Work request:
The full set of lines below has to be written out again exactly.

Data excerpts:
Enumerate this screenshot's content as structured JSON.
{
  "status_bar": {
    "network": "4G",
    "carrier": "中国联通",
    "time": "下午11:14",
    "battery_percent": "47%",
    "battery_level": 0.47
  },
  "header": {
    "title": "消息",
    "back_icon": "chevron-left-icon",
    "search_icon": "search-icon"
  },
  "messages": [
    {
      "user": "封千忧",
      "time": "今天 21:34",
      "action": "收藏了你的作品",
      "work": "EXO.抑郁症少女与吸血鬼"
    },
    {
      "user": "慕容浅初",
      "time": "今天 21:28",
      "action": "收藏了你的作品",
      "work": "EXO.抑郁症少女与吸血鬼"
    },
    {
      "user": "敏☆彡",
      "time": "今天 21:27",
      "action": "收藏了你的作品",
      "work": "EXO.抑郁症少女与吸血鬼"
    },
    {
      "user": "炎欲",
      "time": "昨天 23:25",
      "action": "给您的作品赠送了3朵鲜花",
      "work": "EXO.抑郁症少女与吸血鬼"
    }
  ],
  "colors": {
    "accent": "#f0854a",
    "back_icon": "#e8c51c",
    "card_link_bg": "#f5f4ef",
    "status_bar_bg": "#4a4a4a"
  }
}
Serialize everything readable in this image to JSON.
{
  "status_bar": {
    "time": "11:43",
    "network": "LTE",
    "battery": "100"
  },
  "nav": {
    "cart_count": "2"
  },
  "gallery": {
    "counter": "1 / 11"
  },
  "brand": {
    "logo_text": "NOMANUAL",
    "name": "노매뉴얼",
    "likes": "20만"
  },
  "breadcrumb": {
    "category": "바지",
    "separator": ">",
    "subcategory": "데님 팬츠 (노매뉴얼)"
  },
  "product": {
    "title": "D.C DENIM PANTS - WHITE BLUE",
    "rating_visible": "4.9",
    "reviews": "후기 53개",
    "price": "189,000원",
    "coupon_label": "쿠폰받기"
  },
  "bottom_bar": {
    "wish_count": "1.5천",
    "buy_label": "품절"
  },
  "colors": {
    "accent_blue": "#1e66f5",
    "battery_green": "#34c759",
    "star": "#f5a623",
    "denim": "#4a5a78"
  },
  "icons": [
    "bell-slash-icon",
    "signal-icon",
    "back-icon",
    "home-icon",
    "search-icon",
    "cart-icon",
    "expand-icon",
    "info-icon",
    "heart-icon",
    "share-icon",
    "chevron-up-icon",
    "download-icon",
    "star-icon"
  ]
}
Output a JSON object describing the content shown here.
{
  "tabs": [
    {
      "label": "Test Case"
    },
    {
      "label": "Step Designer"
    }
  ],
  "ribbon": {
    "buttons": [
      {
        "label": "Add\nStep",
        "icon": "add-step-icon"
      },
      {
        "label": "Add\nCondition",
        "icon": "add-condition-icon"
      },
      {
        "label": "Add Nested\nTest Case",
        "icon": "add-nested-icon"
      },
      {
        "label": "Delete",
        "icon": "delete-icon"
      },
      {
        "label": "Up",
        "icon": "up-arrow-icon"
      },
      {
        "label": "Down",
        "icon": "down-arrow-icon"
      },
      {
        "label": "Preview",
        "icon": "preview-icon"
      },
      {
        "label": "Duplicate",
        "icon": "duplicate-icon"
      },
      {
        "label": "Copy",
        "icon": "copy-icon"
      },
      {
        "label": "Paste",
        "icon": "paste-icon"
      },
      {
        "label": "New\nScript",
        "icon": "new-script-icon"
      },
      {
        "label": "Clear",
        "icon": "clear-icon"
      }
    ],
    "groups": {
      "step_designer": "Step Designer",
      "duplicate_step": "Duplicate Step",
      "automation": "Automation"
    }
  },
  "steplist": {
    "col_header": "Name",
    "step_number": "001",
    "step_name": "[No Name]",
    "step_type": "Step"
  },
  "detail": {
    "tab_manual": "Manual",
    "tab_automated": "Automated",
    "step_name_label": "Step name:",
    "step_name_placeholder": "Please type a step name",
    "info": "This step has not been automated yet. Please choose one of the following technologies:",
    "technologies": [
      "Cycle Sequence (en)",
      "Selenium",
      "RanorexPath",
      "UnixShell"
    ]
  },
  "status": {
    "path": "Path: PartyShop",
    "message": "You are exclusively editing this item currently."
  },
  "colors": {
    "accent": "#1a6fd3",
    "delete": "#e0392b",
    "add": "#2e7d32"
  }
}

Answer space:
Enumerate this screenshot's content as structured JSON.
{
  "status_bar": {
    "network": "4G",
    "carrier": "中国联通",
    "time": "下午11:14",
    "battery_percent": "47%",
    "battery_level": 0.47
  },
  "header": {
    "title": "消息",
    "back_icon": "chevron-left-icon",
    "search_icon": "search-icon"
  },
  "messages": [
    {
      "user": "封千忧",
      "time": "今天 21:34",
      "action": "收藏了你的作品",
      "work": "EXO.抑郁症少女与吸血鬼"
    },
    {
      "user": "慕容浅初",
      "time": "今天 21:28",
      "action": "收藏了你的作品",
      "work": "EXO.抑郁症少女与吸血鬼"
    },
    {
      "user": "敏☆彡",
      "time": "今天 21:27",
      "action": "收藏了你的作品",
      "work": "EXO.抑郁症少女与吸血鬼"
    },
    {
      "user": "炎欲",
      "time": "昨天 23:25",
      "action": "给您的作品赠送了3朵鲜花",
      "work": "EXO.抑郁症少女与吸血鬼"
    }
  ],
  "colors": {
    "accent": "#f0854a",
    "back_icon": "#e8c51c",
    "card_link_bg": "#f5f4ef",
    "status_bar_bg": "#4a4a4a"
  }
}
Serialize everything readable in this image to JSON.
{
  "status_bar": {
    "time": "11:43",
    "network": "LTE",
    "battery": "100"
  },
  "nav": {
    "cart_count": "2"
  },
  "gallery": {
    "counter": "1 / 11"
  },
  "brand": {
    "logo_text": "NOMANUAL",
    "name": "노매뉴얼",
    "likes": "20만"
  },
  "breadcrumb": {
    "category": "바지",
    "separator": ">",
    "subcategory": "데님 팬츠 (노매뉴얼)"
  },
  "product": {
    "title": "D.C DENIM PANTS - WHITE BLUE",
    "rating_visible": "4.9",
    "reviews": "후기 53개",
    "price": "189,000원",
    "coupon_label": "쿠폰받기"
  },
  "bottom_bar": {
    "wish_count": "1.5천",
    "buy_label": "품절"
  },
  "colors": {
    "accent_blue": "#1e66f5",
    "battery_green": "#34c759",
    "star": "#f5a623",
    "denim": "#4a5a78"
  },
  "icons": [
    "bell-slash-icon",
    "signal-icon",
    "back-icon",
    "home-icon",
    "search-icon",
    "cart-icon",
    "expand-icon",
    "info-icon",
    "heart-icon",
    "share-icon",
    "chevron-up-icon",
    "download-icon",
    "star-icon"
  ]
}
Output a JSON object describing the content shown here.
{
  "tabs": [
    {
      "label": "Test Case"
    },
    {
      "label": "Step Designer"
    }
  ],
  "ribbon": {
    "buttons": [
      {
        "label": "Add\nStep",
        "icon": "add-step-icon"
      },
      {
        "label": "Add\nCondition",
        "icon": "add-condition-icon"
      },
      {
        "label": "Add Nested\nTest Case",
        "icon": "add-nested-icon"
      },
      {
        "label": "Delete",
        "icon": "delete-icon"
      },
      {
        "label": "Up",
        "icon": "up-arrow-icon"
      },
      {
        "label": "Down",
        "icon": "down-arrow-icon"
      },
      {
        "label": "Preview",
        "icon": "preview-icon"
      },
      {
        "label": "Duplicate",
        "icon": "duplicate-icon"
      },
      {
        "label": "Copy",
        "icon": "copy-icon"
      },
      {
        "label": "Paste",
        "icon": "paste-icon"
      },
      {
        "label": "New\nScript",
        "icon": "new-script-icon"
      },
      {
        "label": "Clear",
        "icon": "clear-icon"
      }
    ],
    "groups": {
      "step_designer": "Step Designer",
      "duplicate_step": "Duplicate Step",
      "automation": "Automation"
    }
  },
  "steplist": {
    "col_header": "Name",
    "step_number": "001",
    "step_name": "[No Name]",
    "step_type": "Step"
  },
  "detail": {
    "tab_manual": "Manual",
    "tab_automated": "Automated",
    "step_name_label": "Step name:",
    "step_name_placeholder": "Please type a step name",
    "info": "This step has not been automated yet. Please choose one of the following technologies:",
    "technologies": [
      "Cycle Sequence (en)",
      "Selenium",
      "RanorexPath",
      "UnixShell"
    ]
  },
  "status": {
    "path": "Path: PartyShop",
    "message": "You are exclusively editing this item currently."
  },
  "colors": {
    "accent": "#1a6fd3",
    "delete": "#e0392b",
    "add": "#2e7d32"
  }
}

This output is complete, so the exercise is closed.